Task
Every line of the entries with the word "DigitalLocker" in it should be shown.
• • • •
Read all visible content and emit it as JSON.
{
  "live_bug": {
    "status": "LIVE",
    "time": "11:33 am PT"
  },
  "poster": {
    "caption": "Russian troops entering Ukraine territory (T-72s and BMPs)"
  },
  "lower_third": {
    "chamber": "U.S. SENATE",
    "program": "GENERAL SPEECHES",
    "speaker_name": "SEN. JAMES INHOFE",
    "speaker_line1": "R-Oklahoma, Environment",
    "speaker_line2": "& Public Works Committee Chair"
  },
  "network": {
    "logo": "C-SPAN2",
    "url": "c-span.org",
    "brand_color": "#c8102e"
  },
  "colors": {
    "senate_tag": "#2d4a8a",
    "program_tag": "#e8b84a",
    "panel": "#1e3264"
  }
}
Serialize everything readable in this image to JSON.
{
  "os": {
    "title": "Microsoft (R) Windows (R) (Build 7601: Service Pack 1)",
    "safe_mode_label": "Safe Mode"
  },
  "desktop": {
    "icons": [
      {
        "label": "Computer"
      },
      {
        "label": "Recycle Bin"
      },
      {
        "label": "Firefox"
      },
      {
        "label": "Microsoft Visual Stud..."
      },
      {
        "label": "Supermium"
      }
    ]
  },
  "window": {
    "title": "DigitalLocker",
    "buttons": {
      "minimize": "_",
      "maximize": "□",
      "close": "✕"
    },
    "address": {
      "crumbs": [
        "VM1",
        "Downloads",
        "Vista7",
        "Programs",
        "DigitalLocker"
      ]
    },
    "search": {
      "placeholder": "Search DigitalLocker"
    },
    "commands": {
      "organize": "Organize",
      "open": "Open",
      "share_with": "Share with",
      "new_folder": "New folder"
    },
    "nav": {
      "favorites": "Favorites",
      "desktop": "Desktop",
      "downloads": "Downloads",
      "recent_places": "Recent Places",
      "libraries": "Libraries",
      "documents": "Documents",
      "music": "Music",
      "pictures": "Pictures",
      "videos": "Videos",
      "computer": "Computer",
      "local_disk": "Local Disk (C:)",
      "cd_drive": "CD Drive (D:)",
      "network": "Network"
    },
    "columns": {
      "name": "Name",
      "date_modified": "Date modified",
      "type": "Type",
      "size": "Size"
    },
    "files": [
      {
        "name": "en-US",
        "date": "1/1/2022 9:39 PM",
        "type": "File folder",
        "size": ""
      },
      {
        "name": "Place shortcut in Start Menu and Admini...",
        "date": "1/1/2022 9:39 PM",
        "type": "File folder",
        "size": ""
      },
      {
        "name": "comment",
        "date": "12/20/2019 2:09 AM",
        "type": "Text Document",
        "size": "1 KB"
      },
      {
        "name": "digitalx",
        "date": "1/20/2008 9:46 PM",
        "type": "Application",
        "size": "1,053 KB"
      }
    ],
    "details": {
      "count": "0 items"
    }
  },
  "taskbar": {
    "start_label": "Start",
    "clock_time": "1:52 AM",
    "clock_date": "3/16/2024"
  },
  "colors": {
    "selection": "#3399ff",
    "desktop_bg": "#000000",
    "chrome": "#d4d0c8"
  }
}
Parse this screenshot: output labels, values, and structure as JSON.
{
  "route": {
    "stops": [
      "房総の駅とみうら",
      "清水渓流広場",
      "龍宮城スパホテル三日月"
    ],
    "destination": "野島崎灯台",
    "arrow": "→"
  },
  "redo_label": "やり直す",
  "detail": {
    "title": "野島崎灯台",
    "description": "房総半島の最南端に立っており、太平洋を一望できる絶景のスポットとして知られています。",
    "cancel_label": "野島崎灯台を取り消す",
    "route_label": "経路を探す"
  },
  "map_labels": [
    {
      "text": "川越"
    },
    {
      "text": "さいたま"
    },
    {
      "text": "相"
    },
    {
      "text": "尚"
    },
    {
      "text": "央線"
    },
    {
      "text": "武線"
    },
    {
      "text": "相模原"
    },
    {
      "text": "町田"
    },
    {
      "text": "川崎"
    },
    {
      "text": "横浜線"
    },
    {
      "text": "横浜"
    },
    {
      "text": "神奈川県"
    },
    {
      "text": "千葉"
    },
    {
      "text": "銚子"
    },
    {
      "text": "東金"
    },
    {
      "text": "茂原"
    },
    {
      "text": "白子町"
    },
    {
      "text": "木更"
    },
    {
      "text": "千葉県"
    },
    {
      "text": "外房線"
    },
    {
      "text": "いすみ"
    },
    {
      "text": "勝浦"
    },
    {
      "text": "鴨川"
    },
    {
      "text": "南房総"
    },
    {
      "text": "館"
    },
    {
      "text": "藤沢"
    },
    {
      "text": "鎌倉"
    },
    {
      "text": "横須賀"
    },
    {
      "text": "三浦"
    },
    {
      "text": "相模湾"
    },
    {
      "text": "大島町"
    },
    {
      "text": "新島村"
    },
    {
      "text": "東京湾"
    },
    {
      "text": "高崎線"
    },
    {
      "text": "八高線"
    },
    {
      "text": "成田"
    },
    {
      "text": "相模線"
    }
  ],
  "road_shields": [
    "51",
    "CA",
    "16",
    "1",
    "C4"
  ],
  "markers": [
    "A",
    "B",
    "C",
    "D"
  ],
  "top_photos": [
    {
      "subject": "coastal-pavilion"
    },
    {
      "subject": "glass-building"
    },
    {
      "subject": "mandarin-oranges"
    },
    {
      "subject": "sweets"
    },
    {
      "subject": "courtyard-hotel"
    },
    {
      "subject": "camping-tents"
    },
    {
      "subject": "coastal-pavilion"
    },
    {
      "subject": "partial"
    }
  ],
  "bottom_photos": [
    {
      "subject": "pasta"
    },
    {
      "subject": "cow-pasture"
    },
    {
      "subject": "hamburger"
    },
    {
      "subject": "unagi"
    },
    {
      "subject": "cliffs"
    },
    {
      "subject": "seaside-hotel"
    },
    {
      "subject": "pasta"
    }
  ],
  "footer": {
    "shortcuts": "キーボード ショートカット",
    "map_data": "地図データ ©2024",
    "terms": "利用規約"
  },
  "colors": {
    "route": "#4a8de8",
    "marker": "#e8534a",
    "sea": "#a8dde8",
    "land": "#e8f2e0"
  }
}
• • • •
Result for this exercise
    "title": "DigitalLocker",
        "DigitalLocker"
      "placeholder": "Search DigitalLocker"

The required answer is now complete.